So, what: nobody’s going to say anything about all those morose North West black outfits showing up on the front rows of New York Fashion Week? We’re just going to pretend that it’s now perfectly acceptable to dress a 16-month-old girl head-to-toe in black leather, black feathers, black see-through tops, black, spaghetti-strapped, bodycon dresses and, well all-black-everything?
Color me old school, but I don’t understand this phenomenon of dressing little girls like grown women. You know what I’m talking about: Instagram is full of toddlers and pre-schoolers rocking mini versions of their mama’s thigh boots, skirts, fur coats and turbans, as if Oscar de la Renta, Giuseppe Zanotti and Alexander Wang for tots make for just the perrrrfect attire for finger painting, rolling in the sandbox and slinging play-doh at day care. No style, color or price tag seems to be taboo, and any kid who isn’t looking like a page out of Vogue tots is, well, losing.
But what happened to letting kids be kids? Is it against some fashion rule, now, for children to dress like… well… children? I look at those North West black outfits and alternately start shaking my head and scratching. She looks uncomfortable. And itchy. And hot—not “fly” hot but hot hot. And whenever that poor baby falls out—as she did sitting front row between Beyonce and Vogue’s Anna Wintour, riding shotgun on her mother’s lap—I swizzle my neck toward Nori’s mama and daddy and toss a church lady side-eye. I need Kim Kardashian and Kanye West to stop trying to make fetch happen.
Understand, I’m neither a hater nor a prude; I think little Nori is absolutely adorable, even if her parents choose to dress her like she’s a professional funeral crasher and insist on bringing her to grown-up functions rather than letting one of her aunties or grandmamas look after her for a couple hours while her parents are off frowning at cameras. But I am the mother of two daughters, a serious lover of children’s clothing and the president of the “Committee To Let the Kids Be Kids,” and I don’t see nan thing wrong with age-appropriate gear for the babies.
Oh, believe me, when it came to buying clothes for my girlpies, I had my fun. The very day I found out I was having my first daughter, I’d barely wiped the sonogram goop off my pregnant belly before I was off to the store to buy a delicious assortment of dresses and onesies and frilly socks and Mary Janes for my Mari. A full three months before she arrived, Mari had her own closet stuffed with Jacadi and Burberry dresses, skirts and baby tights from Oilily, the entire Gap Baby collection and pretty much every adorable outfit I could find in my two favorite New York City children’s boutiques, both of which were filled with lovely clothes from France and Sweden and Japan.
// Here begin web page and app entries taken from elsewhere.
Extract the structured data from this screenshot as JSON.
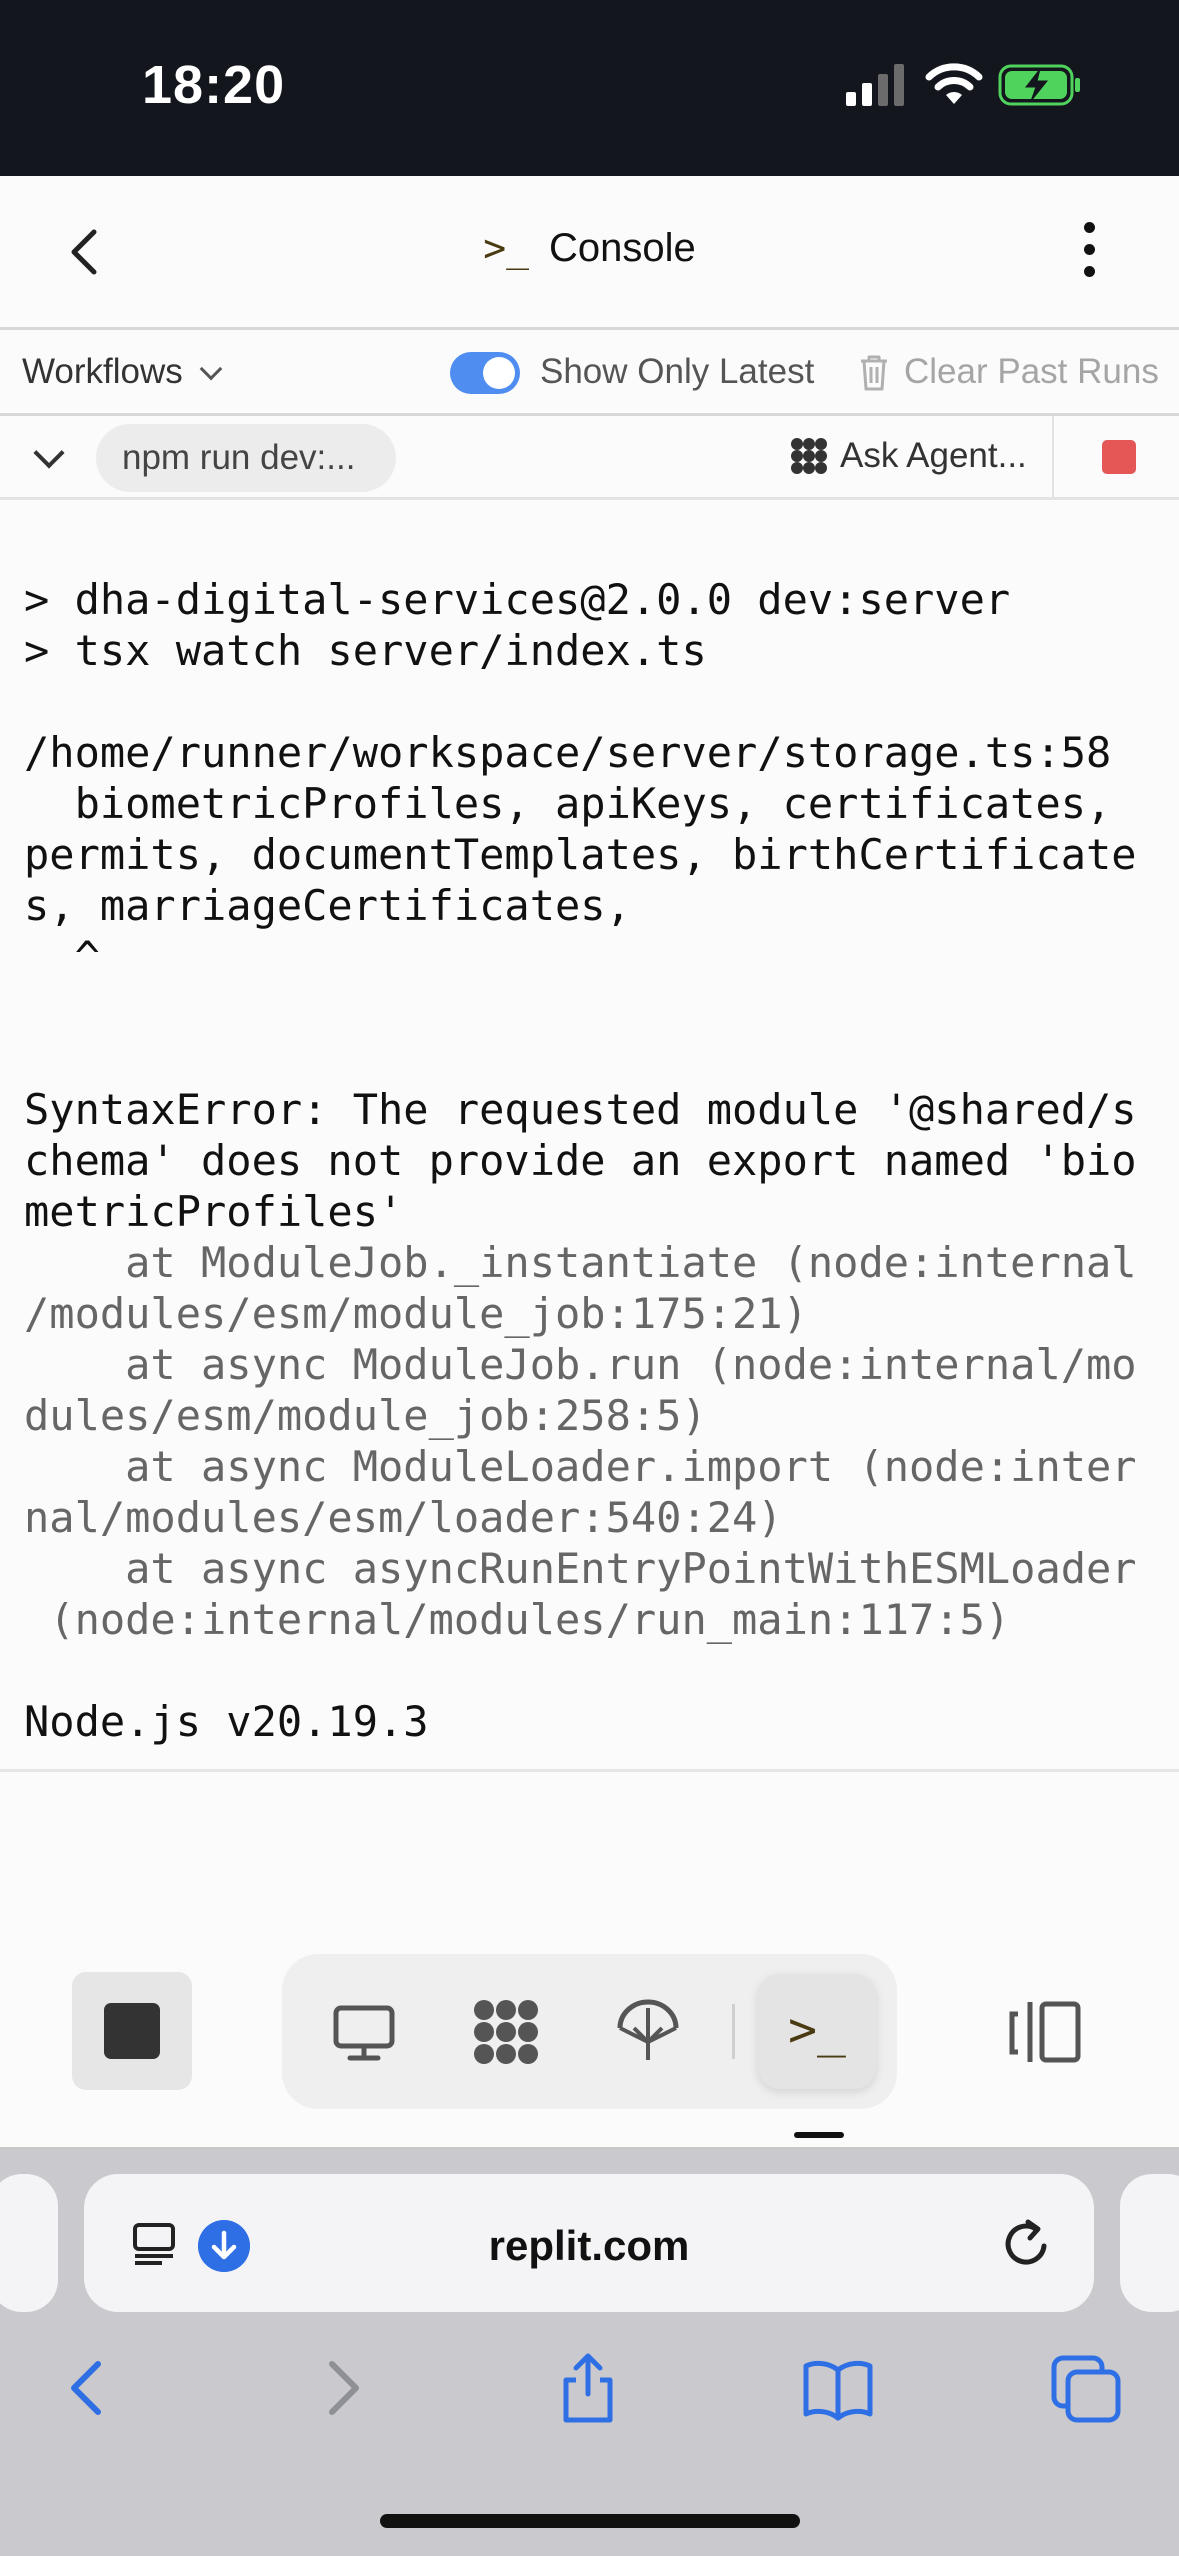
{
  "status_bar": {
    "time": "18:20"
  },
  "header": {
    "title_icon": ">_",
    "title": "Console"
  },
  "workflow_bar": {
    "workflows_label": "Workflows",
    "toggle_label": "Show Only Latest",
    "toggle_on": true,
    "clear_label": "Clear Past Runs"
  },
  "run_bar": {
    "command": "npm run dev:...",
    "ask_agent_label": "Ask Agent..."
  },
  "console": {
    "lines": [
      {
        "text": "> dha-digital-services@2.0.0 dev:server",
        "dim": false
      },
      {
        "text": "> tsx watch server/index.ts",
        "dim": false
      },
      {
        "text": "",
        "dim": false
      },
      {
        "text": "/home/runner/workspace/server/storage.ts:58",
        "dim": false
      },
      {
        "text": "  biometricProfiles, apiKeys, certificates,",
        "dim": false
      },
      {
        "text": "permits, documentTemplates, birthCertificate",
        "dim": false
      },
      {
        "text": "s, marriageCertificates,",
        "dim": false
      },
      {
        "text": "  ^",
        "dim": false
      },
      {
        "text": "",
        "dim": false
      },
      {
        "text": "",
        "dim": false
      },
      {
        "text": "SyntaxError: The requested module '@shared/s",
        "dim": false
      },
      {
        "text": "chema' does not provide an export named 'bio",
        "dim": false
      },
      {
        "text": "metricProfiles'",
        "dim": false
      },
      {
        "text": "    at ModuleJob._instantiate (node:internal",
        "dim": true
      },
      {
        "text": "/modules/esm/module_job:175:21)",
        "dim": true
      },
      {
        "text": "    at async ModuleJob.run (node:internal/mo",
        "dim": true
      },
      {
        "text": "dules/esm/module_job:258:5)",
        "dim": true
      },
      {
        "text": "    at async ModuleLoader.import (node:inter",
        "dim": true
      },
      {
        "text": "nal/modules/esm/loader:540:24)",
        "dim": true
      },
      {
        "text": "    at async asyncRunEntryPointWithESMLoader",
        "dim": true
      },
      {
        "text": " (node:internal/modules/run_main:117:5)",
        "dim": true
      },
      {
        "text": "",
        "dim": false
      },
      {
        "text": "Node.js v20.19.3",
        "dim": false
      }
    ]
  },
  "dock": {
    "active_tab_glyph": ">_",
    "tabs": [
      "webview-tab",
      "agent-tab",
      "deployments-tab",
      "console-tab"
    ]
  },
  "safari": {
    "url": "replit.com"
  },
  "colors": {
    "status_bar_bg": "#14161d",
    "toggle_on": "#4f8ef0",
    "stop_red": "#e55656",
    "safari_blue": "#2f6fe6",
    "console_prompt": "#4a3a12"
  }
}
Though I never minded my daughters dressing in pink, I didn’t subscribe to swaddling them in head-to-toe stereotypical “girl colors.” I was just as apt to dress them up in adorable blue jean overalls, baseball caps and Tims as I was hot pink tutus paired with orange half jackets and ballet slippers. They were adorable from the moment they woke up in the morning, and equally so when they laid their pretty little heads down to sleep at night.
What I didn’t play, though, was dressing up my daughters in black and red. Old school, I know, but where I come from, those colors were reserved for grown ups, harlots and little fast-tail guhls. You simply did not allow it; like make-up, heels and pressed hair left untied and swinging, those colors were reserved for mature girls. Teens. Well on their way to grown.
North West ain’t grown.
I wish somebody would tell her mama and daddy that Kanye’s “vision” and flair for fashion notwithstanding, it’s quite okay to lay down the North West black outfits and let his little girl be just that: a little girl.
Mom. NY Times bestselling author. Pop culture ninja. Unapologetic lover of shoes, bacon and babies. Nice with the verbs. Founder of the top black parenting website, MyBrownBaby.